Tagged Codex, Earth Justice, GE Alfalfa, Genetically Modified, GM Alfalfa, GM Sugar beet, Monsanto, Roundup Ready
Written by Katherine Nightingale
Thursday, 18 November 2010 21:2
Experts in the safety of genetically modified (GM) organisms have expressed concern over the release of GM mosquitoes into the wild on the Cayman Islands, which was publicized internationally only last month — a year after their initial release.
The trial of the OX513A strain of the dengue-carrying Aedes aegypti mosquito, developed by UK biotechnology company Oxitec, was carried out on Grand Cayman island by the Cayman Islands’ Mosquito Research and Control Unit (MRCU) in 2009, followed by a bigger release between May and October this year. Together they represent the first known release of GM mosquitoes anywhere in the world.
April: A lot of GM issues are heating up. The GE Salmon issue is taking on the same “face” as the Canadian Bill C-474, where we are getting these foods rammed down our throats at all costs. We’ll keep you updated here:
Adding a new twist to the controversy over genetically engineered (GE)
salmon, the Center for Food Safety (CFS) revealed in recent hearings on
transgenic fish, the U.S. Food and Drug Administration (FDA) knowingly
withheld a federal biological opinion by the U.S. Fish and Wildlife
Service (FWS) and National Oceanic and Atmospheric Administration (NOAA)
prohibiting the use of transgenic salmon in open-water net pens pursuant
to the U.S. Endangered Species Act (ESA).
“This adds further evidence that in fact GE salmon pose a serious threat
to marine environments and is another compelling reason for the FDA not to
approve the fish for commercial use,” said Andrew Kimbrell, executive
director of the Center for Food Safety. “While the FDA applauded the
company’s choice of land-based containment as responsible, it never
revealed that it is illegal in the U.S. to grow genetically engineered
salmon in open-water net pens.”

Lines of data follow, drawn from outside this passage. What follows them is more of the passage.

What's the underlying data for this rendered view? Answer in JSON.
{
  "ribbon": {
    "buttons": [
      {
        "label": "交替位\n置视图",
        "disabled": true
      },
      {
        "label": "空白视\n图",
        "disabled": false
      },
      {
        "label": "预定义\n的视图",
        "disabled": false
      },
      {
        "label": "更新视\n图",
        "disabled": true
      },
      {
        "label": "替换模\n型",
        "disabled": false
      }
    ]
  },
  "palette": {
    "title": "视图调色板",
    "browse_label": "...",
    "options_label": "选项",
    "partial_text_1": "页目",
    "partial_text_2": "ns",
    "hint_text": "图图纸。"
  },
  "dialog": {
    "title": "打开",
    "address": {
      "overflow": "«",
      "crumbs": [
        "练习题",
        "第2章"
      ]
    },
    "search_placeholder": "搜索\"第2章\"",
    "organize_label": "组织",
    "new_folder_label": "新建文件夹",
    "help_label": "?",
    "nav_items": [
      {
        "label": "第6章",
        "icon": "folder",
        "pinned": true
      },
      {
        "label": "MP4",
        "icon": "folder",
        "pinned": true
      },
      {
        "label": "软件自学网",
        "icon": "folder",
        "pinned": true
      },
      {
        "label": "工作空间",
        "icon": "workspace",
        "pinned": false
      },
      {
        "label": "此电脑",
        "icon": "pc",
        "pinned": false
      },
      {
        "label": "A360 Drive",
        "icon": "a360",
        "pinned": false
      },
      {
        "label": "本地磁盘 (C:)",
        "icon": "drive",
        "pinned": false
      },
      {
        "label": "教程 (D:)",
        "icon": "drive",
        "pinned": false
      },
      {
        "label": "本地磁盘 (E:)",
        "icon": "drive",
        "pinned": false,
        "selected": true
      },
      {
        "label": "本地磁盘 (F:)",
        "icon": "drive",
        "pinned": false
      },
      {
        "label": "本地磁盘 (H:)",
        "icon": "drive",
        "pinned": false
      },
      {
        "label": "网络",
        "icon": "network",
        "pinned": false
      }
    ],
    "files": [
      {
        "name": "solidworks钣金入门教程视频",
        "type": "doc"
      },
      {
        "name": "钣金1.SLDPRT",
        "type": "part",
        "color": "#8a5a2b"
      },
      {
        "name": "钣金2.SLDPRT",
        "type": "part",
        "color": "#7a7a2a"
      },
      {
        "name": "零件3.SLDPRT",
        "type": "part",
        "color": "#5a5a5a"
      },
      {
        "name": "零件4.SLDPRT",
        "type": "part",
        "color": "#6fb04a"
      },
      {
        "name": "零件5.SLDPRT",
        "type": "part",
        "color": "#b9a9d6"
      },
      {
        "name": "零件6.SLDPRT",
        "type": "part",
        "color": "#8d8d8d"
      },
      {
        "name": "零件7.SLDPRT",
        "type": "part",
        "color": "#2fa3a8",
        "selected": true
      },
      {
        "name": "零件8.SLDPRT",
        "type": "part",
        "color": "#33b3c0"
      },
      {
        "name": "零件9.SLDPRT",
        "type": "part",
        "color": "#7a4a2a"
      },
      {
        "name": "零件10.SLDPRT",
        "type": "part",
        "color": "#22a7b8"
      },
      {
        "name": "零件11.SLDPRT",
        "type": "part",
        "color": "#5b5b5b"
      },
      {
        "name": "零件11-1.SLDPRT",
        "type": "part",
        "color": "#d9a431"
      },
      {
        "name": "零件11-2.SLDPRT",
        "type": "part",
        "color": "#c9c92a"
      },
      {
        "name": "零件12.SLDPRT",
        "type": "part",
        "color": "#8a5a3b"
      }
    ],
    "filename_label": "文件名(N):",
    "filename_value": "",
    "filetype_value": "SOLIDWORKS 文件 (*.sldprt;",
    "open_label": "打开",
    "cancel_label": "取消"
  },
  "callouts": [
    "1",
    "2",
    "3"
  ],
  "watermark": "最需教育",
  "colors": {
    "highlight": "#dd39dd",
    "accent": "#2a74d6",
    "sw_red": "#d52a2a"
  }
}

Posted in American Politics & Food, Biotech Companies, Food Security
Tagged Andrew Kimbrell, AquaBounty, Center For Food Safety, FDA, FWS, GE Fish, Genetically Modified, GM Fish, GMO, NMFS, US EPA